Chuili Sun

Education:

Ph.D.,Texas A&M University, Texas(2006)
M.S.,Tsinghua University, Beijing, China(2002)
B.S.,Tsinghua University, Beijing, China(1999)
Chuili Sun

Research Interests

Analysis and Reduction of Nonlinear Systems via Covariance Matrices
The objective of process control is to maintain a desired level of product quality and safety while making the process more economical. Because these goals apply to a variety of industries, process control systems are used in facilities for the production of chemicals, pulp and paper, metals, food, pharmaceuticals, and microelectronics. While the methods of production vary from industry to industry, the principles of process control are generic in nature and can be universally applied, regardless of the size of the plant.
Process controllers that are based explicitly on dynamic mathematical models (i.e., sets of differential equations) have become increasingly popular in the chemical process industry. This is due to several reasons, the most important being that highly accurate models can now be solved with modern dynamic simulators and powerful optimization algorithms. However, computational requirements grow with the complexity of the models. Many rigorous dynamic models require too much computation time to be useful for real-time model based controllers. Real-time control is important, however, because the action of the controller must be computed in a time span that is faster than the dominant process time constant. Because control calculations for techniques such as linear model predictive control scale according to n3 (n = number of state variables), model reduction is a promising avenue for real-time implementation.
We have developed a novel strategy to nonlinear model reduction that includes system analysis, nonlinearity quantification, and model reduction. The advantages of this new approach are that the procedure is applicable to any kind of nonlinear system



(1)


and that several system properties can be determined within the same framework resulting in an efficient strategy for the analysis of nonlinear systems. In the first step, covariance matrices, which are an extension of linear gramians to any type of system, are computed. These covariance matrices are then balanced by a novel algorithm that can be applied to nonlinear systems, with no assumption about rank deficiency of the computed covariance matrices being required. Two new types of nonlinearity measures were introduced that are based upon the balanced covariance matrices. If the measures indicate that the model exhibits only a mild degree of nonlinearity then it is appropriate to work with the linearization of the model, which greatly simplifies on-line application of the model. However, if the model is found to be strongly nonlinear over the required operating region, the information contained in the covariance matrices can be further used for reduction of the nonlinear model. Two new model reduction procedures for nonlinear systems were introduced in our research and are given by equations (2) and (3), where the T and P1 refer to the transformation and projection matrices, respectively.

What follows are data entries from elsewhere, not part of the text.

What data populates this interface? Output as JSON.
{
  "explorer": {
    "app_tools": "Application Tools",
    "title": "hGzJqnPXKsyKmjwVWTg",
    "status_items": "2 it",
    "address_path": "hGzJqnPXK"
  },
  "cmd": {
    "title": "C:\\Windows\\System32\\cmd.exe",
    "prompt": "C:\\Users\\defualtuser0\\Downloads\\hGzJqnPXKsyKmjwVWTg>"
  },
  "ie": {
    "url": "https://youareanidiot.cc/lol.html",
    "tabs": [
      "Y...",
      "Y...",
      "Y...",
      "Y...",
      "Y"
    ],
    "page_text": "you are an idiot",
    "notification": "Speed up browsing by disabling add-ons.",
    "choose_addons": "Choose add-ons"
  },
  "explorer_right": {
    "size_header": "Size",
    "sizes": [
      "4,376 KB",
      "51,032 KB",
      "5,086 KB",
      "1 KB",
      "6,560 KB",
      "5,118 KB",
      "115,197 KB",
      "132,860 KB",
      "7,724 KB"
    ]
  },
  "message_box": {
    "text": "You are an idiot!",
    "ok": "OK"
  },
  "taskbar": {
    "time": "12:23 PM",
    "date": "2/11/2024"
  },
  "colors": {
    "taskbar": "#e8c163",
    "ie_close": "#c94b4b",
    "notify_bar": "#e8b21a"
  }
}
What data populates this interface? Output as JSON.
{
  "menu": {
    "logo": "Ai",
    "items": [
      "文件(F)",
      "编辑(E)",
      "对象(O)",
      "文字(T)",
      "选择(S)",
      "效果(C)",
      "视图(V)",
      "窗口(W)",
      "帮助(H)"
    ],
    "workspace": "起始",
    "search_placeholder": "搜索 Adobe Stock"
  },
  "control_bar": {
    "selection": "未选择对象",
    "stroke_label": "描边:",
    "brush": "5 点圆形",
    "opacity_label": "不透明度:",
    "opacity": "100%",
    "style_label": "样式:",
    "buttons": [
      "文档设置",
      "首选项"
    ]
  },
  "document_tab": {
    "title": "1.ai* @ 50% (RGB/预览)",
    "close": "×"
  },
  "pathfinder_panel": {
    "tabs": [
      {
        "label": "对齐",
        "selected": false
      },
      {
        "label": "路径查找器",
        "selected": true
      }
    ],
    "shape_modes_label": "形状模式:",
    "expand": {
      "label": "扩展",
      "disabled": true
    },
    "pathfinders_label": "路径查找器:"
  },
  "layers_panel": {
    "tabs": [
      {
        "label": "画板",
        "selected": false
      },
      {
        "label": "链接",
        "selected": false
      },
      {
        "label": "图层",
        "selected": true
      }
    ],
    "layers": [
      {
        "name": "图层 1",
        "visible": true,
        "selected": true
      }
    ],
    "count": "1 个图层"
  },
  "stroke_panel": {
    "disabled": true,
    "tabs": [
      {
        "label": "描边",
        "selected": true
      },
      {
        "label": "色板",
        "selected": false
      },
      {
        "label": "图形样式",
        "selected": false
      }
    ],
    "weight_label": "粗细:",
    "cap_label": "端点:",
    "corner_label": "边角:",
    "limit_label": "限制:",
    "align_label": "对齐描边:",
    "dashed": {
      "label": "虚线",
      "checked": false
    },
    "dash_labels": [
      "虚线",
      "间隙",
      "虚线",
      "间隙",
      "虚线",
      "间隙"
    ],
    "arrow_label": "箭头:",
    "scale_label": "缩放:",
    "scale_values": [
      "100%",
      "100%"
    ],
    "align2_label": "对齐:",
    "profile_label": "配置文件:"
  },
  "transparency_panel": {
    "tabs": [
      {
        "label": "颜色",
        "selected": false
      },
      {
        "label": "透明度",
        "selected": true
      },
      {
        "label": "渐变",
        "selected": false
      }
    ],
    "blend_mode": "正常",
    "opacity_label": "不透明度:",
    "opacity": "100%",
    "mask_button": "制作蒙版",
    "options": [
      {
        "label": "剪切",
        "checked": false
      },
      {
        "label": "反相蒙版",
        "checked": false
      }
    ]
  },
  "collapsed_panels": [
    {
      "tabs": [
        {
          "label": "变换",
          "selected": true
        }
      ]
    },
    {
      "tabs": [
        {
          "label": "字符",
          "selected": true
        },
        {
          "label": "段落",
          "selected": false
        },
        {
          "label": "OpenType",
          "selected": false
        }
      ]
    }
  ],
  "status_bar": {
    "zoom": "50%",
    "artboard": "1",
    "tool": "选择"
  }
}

(2)




(3)


The main task of the model reduction procedure is to determine the invertible state transformation T such that the states are ordered according to their importance for the input-output behavior of the system. The approaches are based upon a strong theoretical foundation, in that they reduce to well known facts from linear systems theory when applied to linear systems, while they allow for the flexibility required for nonlinear systems.
These covariance matrix based methods have been applied in simulation to a series of reactors, a distillation column, and a polymerization reactor. The procedures reduced the number of differential equations in the model as well as the computation time required for the solution of these models. We have also demonstrated that several model reduction procedures, which have been developed over the last 20 years and were assumed to be independent from one another, form special cases of the procedure developed in my dissertation.
While these procedures were developed with the control of nonlinear systems in mind, they are applicable to any nonlinear system of the form of equation (1) regardless of its use and can elucidate several of the properties exhibited by nonlinear systems.
Current research focuses on extending this framework to systems described by partial differential equations (PDEs) as well as differential algebraic equations (DAEs).